So, another lesson learned. I'm not only slow in terms of top speed, but I'm also slow aerobically. My heart-rates for the race on Thursday were pretty much the same as for the race in January, which was a little over 2 minutes faster (21:50.7). Maybe a lack of base mileage in recent months is the reason for my glacial 5k speed? My weeks since September have gone: 40, 5, 0, 30, 44, 52, 56, 74, 65 and 82 kilometres. I'd like to run mileage in the 90 to 100k range over the coming months and see if that produces an improvement in aerobic fitness.

Saturday, November 13, 2010

A stunning revelation

I'm slow. Not in the way you might think (how fast I can race a 5k), but in a different way. I have run a couple of low-key 5k races in the past two weeks, and I must admit they weren't speedy (for a person wanting to run 5k in under 20 minutes) — 25:57 and 26:43. I tried to run these at "tempo effort", so I'm expecting something quicker next Thursday in a track 5000.

The slowness that stuns me is the time it takes me to run 200 metres. Last Sunday on the lovely grass at Calwell I ran 10 x 200 metres, with full recoveries between each run. Average time: 46.7 seconds. This is not nearly fast enough for someone who wants to run 48 seconds for each 200 of a 5k race. History shows that I need to run 10 x 200m in 36 to 37 seconds. When I was doing that (2001), I raced 5k in 20:06. In 2004, with 200 metre interval speed of 37 to 38 seconds, I ran a road 5k in 20:43.

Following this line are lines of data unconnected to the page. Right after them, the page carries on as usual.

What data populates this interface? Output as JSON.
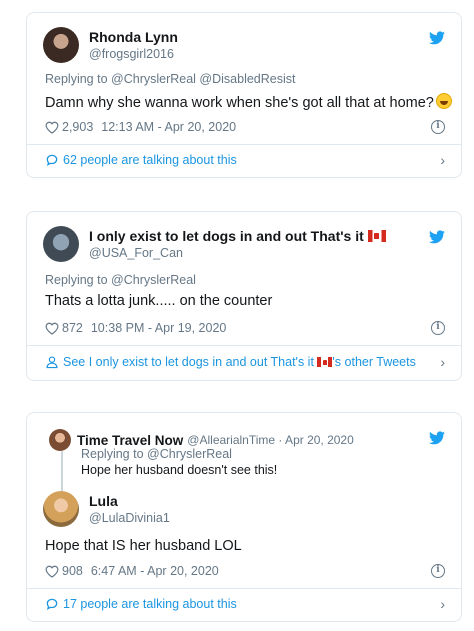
{
  "colors": {
    "twitter_blue": "#1b95e0",
    "secondary": "#657786",
    "border": "#e1e8ed"
  },
  "tweet1": {
    "name": "Rhonda Lynn",
    "handle": "@frogsgirl2016",
    "replying_prefix": "Replying to",
    "replying_to": "@ChryslerReal @DisabledResist",
    "text": "Damn why she wanna work when she's got all that at home?",
    "emoji_icon": "rolling-on-floor-laughing-emoji",
    "likes": "2,903",
    "timestamp": "12:13 AM - Apr 20, 2020",
    "footer": "62 people are talking about this"
  },
  "tweet2": {
    "name": "I only exist to let dogs in and out That's it",
    "handle": "@USA_For_Can",
    "replying_prefix": "Replying to",
    "replying_to": "@ChryslerReal",
    "text": "Thats a lotta junk..... on the counter",
    "likes": "872",
    "timestamp": "10:38 PM - Apr 19, 2020",
    "footer_prefix": "See I only exist to let dogs in and out That's it",
    "footer_suffix": "'s other Tweets"
  },
  "tweet3": {
    "quoted": {
      "name": "Time Travel Now",
      "handle_date": "@AllearialnTime · Apr 20, 2020",
      "replying_prefix": "Replying to",
      "replying_to": "@ChryslerReal",
      "text": "Hope her husband doesn't see this!"
    },
    "name": "Lula",
    "handle": "@LulaDivinia1",
    "text": "Hope that IS her husband LOL",
    "likes": "908",
    "timestamp": "6:47 AM - Apr 20, 2020",
    "footer": "17 people are talking about this"
  }
}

I ran another session yesterday to check my basic speed — 10 x 100 metres, again with full recoveries, and running pretty much flat-out. These averaged 20.2 seconds, so quicker than the 200s, but still slow. I put this lack of basic speed down to weak fast-twitch muscle fibres. I've been lax in doing fast speedwork in recent times. I should exercise my fast-twitch muscles regularly to improve their strength. I'm wondering how fast you are in terms of basic speed? How fast can you run a session of 100s or 200s? How fast can you run a lap of the track? Do you think it's important to be fast over 200 metres in order to run a fast 5k race?

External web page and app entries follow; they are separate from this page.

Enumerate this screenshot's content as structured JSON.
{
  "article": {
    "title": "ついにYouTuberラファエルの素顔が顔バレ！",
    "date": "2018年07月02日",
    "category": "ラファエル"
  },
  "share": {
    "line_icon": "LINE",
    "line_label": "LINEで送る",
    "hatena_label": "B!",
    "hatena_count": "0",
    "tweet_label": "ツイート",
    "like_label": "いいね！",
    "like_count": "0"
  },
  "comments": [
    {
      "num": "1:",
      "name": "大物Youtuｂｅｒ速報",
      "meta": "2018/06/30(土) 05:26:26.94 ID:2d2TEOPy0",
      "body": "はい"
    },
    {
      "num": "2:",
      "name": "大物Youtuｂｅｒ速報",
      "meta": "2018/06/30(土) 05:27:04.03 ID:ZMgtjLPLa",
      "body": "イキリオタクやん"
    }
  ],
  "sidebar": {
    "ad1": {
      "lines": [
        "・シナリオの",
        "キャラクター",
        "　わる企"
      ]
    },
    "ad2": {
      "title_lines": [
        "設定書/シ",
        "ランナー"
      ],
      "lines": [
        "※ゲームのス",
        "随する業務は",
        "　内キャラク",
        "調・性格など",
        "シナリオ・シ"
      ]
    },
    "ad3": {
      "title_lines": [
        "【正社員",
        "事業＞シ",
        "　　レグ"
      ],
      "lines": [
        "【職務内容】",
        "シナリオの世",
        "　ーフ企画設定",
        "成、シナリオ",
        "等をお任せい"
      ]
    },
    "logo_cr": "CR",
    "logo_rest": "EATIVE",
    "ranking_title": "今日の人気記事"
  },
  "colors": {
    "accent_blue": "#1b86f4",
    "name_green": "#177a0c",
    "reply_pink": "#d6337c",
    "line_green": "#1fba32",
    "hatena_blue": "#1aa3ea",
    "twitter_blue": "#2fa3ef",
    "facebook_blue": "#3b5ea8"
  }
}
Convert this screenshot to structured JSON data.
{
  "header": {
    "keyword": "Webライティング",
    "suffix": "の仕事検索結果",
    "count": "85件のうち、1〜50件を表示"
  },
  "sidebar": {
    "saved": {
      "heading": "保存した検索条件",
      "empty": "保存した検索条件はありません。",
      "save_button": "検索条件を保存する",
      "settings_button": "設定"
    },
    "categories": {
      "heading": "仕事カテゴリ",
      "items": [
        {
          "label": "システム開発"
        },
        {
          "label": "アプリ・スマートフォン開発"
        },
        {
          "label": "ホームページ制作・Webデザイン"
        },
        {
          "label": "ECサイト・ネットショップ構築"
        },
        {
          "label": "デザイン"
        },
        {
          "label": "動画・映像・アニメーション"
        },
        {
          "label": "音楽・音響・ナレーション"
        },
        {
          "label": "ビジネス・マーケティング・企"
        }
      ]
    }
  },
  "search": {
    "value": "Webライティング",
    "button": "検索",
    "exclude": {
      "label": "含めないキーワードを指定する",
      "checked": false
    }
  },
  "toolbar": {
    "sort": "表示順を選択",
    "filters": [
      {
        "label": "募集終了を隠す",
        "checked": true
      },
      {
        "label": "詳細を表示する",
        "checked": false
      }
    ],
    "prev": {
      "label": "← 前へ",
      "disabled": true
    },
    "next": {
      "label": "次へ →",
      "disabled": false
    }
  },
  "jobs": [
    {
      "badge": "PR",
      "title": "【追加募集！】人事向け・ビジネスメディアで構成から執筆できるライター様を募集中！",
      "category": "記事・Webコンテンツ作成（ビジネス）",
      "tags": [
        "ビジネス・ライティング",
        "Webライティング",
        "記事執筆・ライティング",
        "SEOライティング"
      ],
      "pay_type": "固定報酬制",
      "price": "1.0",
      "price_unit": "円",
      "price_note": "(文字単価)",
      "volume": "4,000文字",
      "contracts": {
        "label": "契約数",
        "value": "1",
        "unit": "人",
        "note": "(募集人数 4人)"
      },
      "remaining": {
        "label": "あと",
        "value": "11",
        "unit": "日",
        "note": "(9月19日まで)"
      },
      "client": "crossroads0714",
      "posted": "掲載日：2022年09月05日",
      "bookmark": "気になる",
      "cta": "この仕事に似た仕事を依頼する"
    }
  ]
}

Racing on the grass at Weston ParkAn 8k race at Weston Park in June 2010